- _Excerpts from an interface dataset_
○ ○ ○ ○ ○

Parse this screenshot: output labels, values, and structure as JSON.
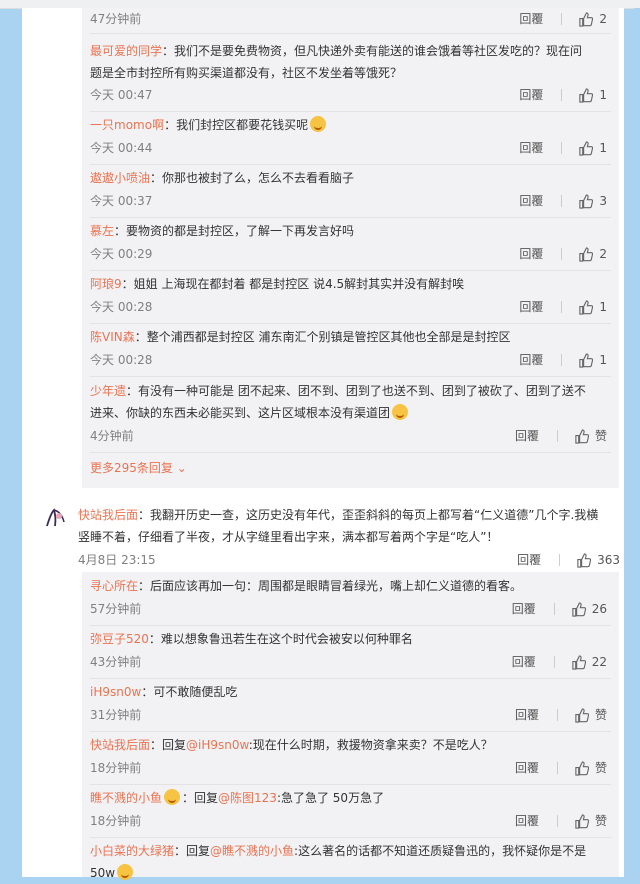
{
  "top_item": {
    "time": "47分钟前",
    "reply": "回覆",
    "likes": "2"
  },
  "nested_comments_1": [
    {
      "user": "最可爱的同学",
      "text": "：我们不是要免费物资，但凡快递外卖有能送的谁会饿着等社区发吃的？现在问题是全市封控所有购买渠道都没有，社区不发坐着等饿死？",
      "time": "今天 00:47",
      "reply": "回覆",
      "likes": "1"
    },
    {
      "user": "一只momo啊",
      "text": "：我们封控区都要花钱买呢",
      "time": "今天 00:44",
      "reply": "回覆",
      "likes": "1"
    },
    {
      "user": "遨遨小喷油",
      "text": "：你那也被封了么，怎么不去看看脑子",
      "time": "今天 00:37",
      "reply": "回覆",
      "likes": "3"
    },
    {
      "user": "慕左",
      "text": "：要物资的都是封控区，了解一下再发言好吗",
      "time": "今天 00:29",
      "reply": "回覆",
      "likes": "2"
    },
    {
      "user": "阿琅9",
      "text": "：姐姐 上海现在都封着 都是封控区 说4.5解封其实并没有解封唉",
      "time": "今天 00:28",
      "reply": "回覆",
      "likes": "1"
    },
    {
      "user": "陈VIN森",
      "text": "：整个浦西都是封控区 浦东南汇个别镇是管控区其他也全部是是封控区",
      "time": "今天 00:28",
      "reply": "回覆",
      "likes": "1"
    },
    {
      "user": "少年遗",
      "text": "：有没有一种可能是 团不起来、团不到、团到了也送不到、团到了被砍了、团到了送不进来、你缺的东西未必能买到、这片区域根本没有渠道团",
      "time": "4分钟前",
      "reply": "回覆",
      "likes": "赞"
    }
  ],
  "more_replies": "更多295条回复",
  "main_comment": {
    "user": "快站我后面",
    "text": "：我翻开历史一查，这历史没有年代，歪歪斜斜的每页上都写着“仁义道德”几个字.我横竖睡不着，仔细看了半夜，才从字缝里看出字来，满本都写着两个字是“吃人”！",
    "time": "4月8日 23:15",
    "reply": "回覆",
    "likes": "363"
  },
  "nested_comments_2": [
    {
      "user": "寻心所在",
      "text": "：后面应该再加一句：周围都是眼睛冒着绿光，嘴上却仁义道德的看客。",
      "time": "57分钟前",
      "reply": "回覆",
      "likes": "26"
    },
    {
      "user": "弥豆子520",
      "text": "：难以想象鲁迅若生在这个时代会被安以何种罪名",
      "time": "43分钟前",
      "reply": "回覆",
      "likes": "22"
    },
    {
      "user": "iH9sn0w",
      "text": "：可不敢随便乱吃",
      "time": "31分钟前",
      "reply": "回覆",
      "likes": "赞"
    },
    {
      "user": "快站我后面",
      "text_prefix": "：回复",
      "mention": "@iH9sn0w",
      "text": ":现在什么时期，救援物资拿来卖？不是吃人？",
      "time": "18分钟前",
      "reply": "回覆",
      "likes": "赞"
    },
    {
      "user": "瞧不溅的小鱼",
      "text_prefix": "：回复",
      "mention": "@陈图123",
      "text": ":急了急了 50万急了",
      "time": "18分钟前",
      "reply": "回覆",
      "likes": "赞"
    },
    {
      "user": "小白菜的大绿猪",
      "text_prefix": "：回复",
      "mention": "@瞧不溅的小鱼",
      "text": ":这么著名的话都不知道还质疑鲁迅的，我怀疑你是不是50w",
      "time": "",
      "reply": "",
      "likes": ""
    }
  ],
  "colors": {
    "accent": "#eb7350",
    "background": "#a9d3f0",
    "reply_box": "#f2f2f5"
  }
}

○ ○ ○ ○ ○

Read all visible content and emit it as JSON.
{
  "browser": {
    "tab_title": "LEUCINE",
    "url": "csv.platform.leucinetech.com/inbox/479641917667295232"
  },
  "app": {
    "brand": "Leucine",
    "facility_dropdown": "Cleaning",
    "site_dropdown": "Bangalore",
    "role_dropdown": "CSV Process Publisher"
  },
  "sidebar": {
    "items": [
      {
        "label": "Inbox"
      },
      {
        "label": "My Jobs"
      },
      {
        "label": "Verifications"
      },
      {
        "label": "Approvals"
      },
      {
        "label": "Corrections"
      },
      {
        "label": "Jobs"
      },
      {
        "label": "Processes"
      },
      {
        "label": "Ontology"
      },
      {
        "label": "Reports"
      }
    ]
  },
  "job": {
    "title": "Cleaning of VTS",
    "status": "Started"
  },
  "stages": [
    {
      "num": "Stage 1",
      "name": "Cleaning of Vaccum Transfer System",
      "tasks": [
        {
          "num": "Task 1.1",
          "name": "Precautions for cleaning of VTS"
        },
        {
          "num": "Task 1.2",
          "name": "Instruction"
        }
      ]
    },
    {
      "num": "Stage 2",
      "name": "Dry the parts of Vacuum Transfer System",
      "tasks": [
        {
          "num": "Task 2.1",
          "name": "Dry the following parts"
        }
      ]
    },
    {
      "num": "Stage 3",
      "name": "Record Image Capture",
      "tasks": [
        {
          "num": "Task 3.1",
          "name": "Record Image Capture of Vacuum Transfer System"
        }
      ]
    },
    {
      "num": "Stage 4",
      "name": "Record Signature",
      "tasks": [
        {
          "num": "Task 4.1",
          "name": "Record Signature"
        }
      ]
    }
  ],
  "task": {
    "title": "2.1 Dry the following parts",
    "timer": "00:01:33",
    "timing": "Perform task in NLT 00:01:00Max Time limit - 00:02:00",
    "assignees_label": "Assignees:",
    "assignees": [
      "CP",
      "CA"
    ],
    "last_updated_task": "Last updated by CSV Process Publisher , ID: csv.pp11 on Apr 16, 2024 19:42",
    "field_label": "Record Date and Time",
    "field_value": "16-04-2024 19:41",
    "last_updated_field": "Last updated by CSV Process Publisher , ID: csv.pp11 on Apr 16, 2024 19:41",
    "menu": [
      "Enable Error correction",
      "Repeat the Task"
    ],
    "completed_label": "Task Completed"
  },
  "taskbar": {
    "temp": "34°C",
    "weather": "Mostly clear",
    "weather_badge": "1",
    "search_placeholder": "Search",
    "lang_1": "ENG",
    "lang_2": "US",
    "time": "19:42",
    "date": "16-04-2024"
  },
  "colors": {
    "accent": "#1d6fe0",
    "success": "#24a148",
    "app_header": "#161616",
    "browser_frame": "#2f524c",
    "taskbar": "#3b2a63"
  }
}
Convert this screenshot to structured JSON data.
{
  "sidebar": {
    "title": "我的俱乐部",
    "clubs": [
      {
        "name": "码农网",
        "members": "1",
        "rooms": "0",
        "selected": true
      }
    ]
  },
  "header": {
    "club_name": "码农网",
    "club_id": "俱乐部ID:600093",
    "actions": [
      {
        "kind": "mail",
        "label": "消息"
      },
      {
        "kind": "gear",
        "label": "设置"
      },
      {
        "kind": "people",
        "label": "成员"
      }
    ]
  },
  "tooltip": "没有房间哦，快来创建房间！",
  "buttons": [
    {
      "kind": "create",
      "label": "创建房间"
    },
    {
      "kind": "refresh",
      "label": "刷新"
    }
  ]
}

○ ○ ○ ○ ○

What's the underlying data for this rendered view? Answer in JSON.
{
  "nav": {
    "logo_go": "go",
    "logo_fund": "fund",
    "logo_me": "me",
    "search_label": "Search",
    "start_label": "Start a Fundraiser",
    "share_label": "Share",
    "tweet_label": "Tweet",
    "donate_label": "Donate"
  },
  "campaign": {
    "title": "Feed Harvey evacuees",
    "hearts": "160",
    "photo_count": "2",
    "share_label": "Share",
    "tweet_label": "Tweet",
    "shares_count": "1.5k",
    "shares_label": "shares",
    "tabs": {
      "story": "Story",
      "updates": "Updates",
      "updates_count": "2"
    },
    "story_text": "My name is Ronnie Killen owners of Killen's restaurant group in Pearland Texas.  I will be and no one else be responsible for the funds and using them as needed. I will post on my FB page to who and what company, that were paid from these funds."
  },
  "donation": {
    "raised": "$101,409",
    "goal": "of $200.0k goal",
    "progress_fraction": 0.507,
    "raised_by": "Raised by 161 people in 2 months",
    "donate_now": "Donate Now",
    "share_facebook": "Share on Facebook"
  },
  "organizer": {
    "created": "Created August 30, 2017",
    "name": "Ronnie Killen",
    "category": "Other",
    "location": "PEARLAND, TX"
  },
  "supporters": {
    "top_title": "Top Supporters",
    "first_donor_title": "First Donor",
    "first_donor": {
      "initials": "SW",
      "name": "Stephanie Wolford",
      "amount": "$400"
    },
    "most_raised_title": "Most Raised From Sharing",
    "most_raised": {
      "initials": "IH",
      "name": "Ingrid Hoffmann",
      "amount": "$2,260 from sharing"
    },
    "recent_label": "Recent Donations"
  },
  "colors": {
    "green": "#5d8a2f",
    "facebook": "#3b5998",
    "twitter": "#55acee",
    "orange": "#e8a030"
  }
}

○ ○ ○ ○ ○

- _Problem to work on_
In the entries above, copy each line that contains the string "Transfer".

- _Exercise output_
      "name": "Cleaning of Vaccum Transfer System",
      "name": "Dry the parts of Vacuum Transfer System",
          "name": "Record Image Capture of Vacuum Transfer System"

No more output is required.